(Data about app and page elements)
+--
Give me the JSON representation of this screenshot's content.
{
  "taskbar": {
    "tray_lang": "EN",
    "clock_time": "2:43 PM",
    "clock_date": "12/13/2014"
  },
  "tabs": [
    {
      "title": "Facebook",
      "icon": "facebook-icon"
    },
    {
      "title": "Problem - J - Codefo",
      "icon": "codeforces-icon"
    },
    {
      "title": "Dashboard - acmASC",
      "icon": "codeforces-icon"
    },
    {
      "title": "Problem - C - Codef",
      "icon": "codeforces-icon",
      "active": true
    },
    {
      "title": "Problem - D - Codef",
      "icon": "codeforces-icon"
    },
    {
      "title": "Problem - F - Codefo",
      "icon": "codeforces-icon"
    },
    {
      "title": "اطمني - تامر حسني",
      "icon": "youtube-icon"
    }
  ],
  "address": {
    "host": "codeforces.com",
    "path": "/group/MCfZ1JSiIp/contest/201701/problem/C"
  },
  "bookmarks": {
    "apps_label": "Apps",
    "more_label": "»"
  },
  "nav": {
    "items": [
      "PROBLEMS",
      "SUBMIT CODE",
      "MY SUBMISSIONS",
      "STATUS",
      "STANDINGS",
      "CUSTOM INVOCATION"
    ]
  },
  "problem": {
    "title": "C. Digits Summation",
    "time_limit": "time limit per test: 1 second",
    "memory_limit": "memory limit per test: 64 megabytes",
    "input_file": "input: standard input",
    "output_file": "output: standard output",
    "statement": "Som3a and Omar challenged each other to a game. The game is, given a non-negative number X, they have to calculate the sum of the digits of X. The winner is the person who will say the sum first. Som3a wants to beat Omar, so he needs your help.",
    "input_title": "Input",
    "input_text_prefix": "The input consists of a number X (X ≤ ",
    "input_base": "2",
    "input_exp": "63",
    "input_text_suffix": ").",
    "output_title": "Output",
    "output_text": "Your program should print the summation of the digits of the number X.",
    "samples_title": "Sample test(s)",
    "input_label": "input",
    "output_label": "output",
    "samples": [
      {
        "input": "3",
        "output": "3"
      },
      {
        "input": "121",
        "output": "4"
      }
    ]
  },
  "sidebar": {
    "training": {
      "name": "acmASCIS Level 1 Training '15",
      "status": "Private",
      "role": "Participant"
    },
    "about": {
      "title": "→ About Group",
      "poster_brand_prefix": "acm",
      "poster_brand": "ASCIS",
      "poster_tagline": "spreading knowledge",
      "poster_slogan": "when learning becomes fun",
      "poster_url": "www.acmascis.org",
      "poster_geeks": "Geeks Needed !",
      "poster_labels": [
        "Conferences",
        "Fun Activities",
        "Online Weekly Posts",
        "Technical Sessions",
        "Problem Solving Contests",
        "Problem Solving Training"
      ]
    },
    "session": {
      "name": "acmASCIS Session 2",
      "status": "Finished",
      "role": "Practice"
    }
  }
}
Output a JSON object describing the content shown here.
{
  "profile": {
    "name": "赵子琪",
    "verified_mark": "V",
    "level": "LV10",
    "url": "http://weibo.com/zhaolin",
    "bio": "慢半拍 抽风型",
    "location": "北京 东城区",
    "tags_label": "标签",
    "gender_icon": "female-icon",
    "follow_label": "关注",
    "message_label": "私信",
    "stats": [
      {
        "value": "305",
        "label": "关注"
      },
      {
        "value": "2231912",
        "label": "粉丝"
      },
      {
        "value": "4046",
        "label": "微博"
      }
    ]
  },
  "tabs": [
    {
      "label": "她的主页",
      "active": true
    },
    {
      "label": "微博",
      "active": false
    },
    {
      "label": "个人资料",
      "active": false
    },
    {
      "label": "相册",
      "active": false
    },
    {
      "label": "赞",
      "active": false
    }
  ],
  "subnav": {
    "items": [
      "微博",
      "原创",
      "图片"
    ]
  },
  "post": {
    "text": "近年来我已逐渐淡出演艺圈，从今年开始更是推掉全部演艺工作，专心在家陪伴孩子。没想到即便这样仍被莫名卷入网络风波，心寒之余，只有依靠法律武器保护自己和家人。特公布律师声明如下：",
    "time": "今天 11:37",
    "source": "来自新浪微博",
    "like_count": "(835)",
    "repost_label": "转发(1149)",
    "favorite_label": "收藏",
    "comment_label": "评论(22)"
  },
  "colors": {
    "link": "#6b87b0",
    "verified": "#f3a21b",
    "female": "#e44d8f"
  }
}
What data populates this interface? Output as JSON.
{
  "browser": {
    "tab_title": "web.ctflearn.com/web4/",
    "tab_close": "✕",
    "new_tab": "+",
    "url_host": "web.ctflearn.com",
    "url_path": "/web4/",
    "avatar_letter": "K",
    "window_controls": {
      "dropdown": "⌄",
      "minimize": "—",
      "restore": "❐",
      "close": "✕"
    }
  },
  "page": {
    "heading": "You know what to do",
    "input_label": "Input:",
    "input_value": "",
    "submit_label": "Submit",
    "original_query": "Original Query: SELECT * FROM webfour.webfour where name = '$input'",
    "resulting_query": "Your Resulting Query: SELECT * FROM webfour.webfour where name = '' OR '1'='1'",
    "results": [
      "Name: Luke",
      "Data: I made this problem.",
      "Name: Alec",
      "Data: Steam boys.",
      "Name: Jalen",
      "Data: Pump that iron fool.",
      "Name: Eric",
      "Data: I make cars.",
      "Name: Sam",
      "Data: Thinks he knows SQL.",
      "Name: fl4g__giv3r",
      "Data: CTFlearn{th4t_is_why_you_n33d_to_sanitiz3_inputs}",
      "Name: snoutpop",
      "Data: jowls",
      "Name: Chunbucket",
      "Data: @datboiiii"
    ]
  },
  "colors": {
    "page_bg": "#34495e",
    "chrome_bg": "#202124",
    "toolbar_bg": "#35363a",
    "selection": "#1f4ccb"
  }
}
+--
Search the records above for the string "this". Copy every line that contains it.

**TASK RESULT:**
Give me the JSON representation of this screenshot's content.
What data populates this interface? Output as JSON.
      "Data: I made this problem.",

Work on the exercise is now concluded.